Given information Block Start

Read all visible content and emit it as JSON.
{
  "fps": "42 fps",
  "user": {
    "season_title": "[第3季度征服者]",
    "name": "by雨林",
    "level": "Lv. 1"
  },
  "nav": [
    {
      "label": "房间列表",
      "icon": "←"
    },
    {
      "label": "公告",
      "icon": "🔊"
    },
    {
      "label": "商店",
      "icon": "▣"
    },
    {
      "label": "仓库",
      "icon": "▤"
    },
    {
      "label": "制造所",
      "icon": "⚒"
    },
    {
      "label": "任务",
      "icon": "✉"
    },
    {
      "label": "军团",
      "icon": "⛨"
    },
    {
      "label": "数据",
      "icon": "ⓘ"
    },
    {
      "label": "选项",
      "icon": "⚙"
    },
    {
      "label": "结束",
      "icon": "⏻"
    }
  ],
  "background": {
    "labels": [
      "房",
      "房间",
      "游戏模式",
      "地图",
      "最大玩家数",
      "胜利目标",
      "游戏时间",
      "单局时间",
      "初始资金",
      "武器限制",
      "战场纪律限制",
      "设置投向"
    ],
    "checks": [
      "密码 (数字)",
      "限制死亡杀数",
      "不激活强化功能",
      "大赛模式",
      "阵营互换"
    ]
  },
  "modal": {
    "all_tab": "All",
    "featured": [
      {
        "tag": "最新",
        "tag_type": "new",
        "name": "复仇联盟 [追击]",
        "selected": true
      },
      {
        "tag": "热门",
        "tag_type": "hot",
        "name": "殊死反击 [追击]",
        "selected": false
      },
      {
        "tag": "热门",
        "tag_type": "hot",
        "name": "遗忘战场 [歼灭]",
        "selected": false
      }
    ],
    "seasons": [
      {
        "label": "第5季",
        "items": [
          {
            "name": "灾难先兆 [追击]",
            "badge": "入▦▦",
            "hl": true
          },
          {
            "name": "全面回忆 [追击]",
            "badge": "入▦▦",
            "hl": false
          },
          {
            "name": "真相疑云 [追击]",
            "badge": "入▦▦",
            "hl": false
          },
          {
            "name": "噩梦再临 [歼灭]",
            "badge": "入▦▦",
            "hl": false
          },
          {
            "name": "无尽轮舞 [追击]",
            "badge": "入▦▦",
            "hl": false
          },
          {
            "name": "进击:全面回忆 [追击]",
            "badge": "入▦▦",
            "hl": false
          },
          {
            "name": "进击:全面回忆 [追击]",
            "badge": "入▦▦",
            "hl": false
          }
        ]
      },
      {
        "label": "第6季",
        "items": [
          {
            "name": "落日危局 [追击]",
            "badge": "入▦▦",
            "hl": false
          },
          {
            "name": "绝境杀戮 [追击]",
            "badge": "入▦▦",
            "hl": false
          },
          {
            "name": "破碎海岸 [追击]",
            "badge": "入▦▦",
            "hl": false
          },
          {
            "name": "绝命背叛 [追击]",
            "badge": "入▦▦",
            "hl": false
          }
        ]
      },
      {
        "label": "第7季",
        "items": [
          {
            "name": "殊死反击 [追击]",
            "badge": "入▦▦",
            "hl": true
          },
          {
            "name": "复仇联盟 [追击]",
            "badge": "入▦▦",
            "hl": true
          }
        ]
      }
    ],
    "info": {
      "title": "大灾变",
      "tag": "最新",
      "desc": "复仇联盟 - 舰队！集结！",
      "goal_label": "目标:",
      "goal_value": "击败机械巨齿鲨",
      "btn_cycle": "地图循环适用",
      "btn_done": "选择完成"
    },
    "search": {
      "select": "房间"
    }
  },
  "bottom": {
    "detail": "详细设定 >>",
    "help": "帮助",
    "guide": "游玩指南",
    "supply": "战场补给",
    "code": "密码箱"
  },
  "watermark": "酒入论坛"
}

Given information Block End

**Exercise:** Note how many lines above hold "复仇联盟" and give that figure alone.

**Exercise answer:** 3